Element data from apps and pages:

※

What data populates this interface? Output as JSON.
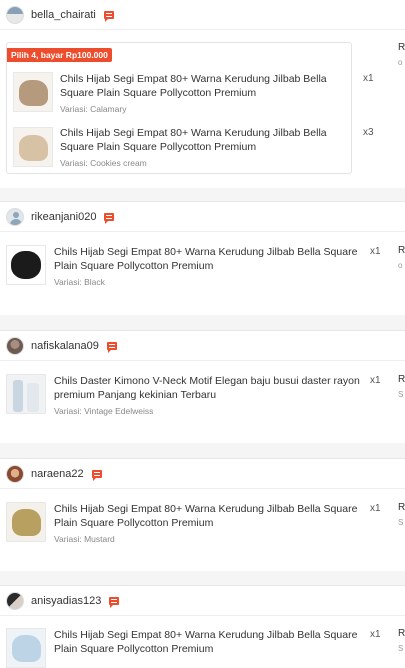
{
  "orders": [
    {
      "username": "bella_chairati",
      "promo": "Pilih 4, bayar Rp100.000",
      "items": [
        {
          "name": "Chils Hijab Segi Empat 80+ Warna Kerudung Jilbab Bella Square Plain Square Pollycotton Premium",
          "variant": "Variasi: Calamary",
          "qty": "x1"
        },
        {
          "name": "Chils Hijab Segi Empat 80+ Warna Kerudung Jilbab Bella Square Plain Square Pollycotton Premium",
          "variant": "Variasi: Cookies cream",
          "qty": "x3"
        }
      ],
      "side": "R",
      "side_sub": "o"
    },
    {
      "username": "rikeanjani020",
      "items": [
        {
          "name": "Chils Hijab Segi Empat 80+ Warna Kerudung Jilbab Bella Square Plain Square Pollycotton Premium",
          "variant": "Variasi: Black",
          "qty": "x1"
        }
      ],
      "side": "R",
      "side_sub": "o"
    },
    {
      "username": "nafiskalana09",
      "items": [
        {
          "name": "Chils Daster Kimono V-Neck Motif Elegan baju busui daster rayon premium Panjang kekinian Terbaru",
          "variant": "Variasi: Vintage Edelweiss",
          "qty": "x1"
        }
      ],
      "side": "R",
      "side_sub": "S"
    },
    {
      "username": "naraena22",
      "items": [
        {
          "name": "Chils Hijab Segi Empat 80+ Warna Kerudung Jilbab Bella Square Plain Square Pollycotton Premium",
          "variant": "Variasi: Mustard",
          "qty": "x1"
        }
      ],
      "side": "R",
      "side_sub": "S"
    },
    {
      "username": "anisyadias123",
      "items": [
        {
          "name": "Chils Hijab Segi Empat 80+ Warna Kerudung Jilbab Bella Square Plain Square Pollycotton Premium",
          "variant": "",
          "qty": "x1"
        }
      ],
      "side": "R",
      "side_sub": "S"
    }
  ],
  "colors": {
    "accent": "#ee4d2d",
    "calamary": "#b59a7e",
    "cookies": "#d8c2a6",
    "black": "#1b1b1b",
    "mustard": "#b8a060",
    "light_blue": "#bcd4e6"
  }
}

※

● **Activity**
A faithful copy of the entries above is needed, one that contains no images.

● **Completed exercise**
What data populates this interface? Output as JSON.
{
  "orders": [
    {
      "username": "bella_chairati",
      "promo": "Pilih 4, bayar Rp100.000",
      "items": [
        {
          "name": "Chils Hijab Segi Empat 80+ Warna Kerudung Jilbab Bella Square Plain Square Pollycotton Premium",
          "variant": "Variasi: Calamary",
          "qty": "x1"
        },
        {
          "name": "Chils Hijab Segi Empat 80+ Warna Kerudung Jilbab Bella Square Plain Square Pollycotton Premium",
          "variant": "Variasi: Cookies cream",
          "qty": "x3"
        }
      ],
      "side": "R",
      "side_sub": "o"
    },
    {
      "username": "rikeanjani020",
      "items": [
        {
          "name": "Chils Hijab Segi Empat 80+ Warna Kerudung Jilbab Bella Square Plain Square Pollycotton Premium",
          "variant": "Variasi: Black",
          "qty": "x1"
        }
      ],
      "side": "R",
      "side_sub": "o"
    },
    {
      "username": "nafiskalana09",
      "items": [
        {
          "name": "Chils Daster Kimono V-Neck Motif Elegan baju busui daster rayon premium Panjang kekinian Terbaru",
          "variant": "Variasi: Vintage Edelweiss",
          "qty": "x1"
        }
      ],
      "side": "R",
      "side_sub": "S"
    },
    {
      "username": "naraena22",
      "items": [
        {
          "name": "Chils Hijab Segi Empat 80+ Warna Kerudung Jilbab Bella Square Plain Square Pollycotton Premium",
          "variant": "Variasi: Mustard",
          "qty": "x1"
        }
      ],
      "side": "R",
      "side_sub": "S"
    },
    {
      "username": "anisyadias123",
      "items": [
        {
          "name": "Chils Hijab Segi Empat 80+ Warna Kerudung Jilbab Bella Square Plain Square Pollycotton Premium",
          "variant": "",
          "qty": "x1"
        }
      ],
      "side": "R",
      "side_sub": "S"
    }
  ],
  "colors": {
    "accent": "#ee4d2d",
    "calamary": "#b59a7e",
    "cookies": "#d8c2a6",
    "black": "#1b1b1b",
    "mustard": "#b8a060",
    "light_blue": "#bcd4e6"
  }
}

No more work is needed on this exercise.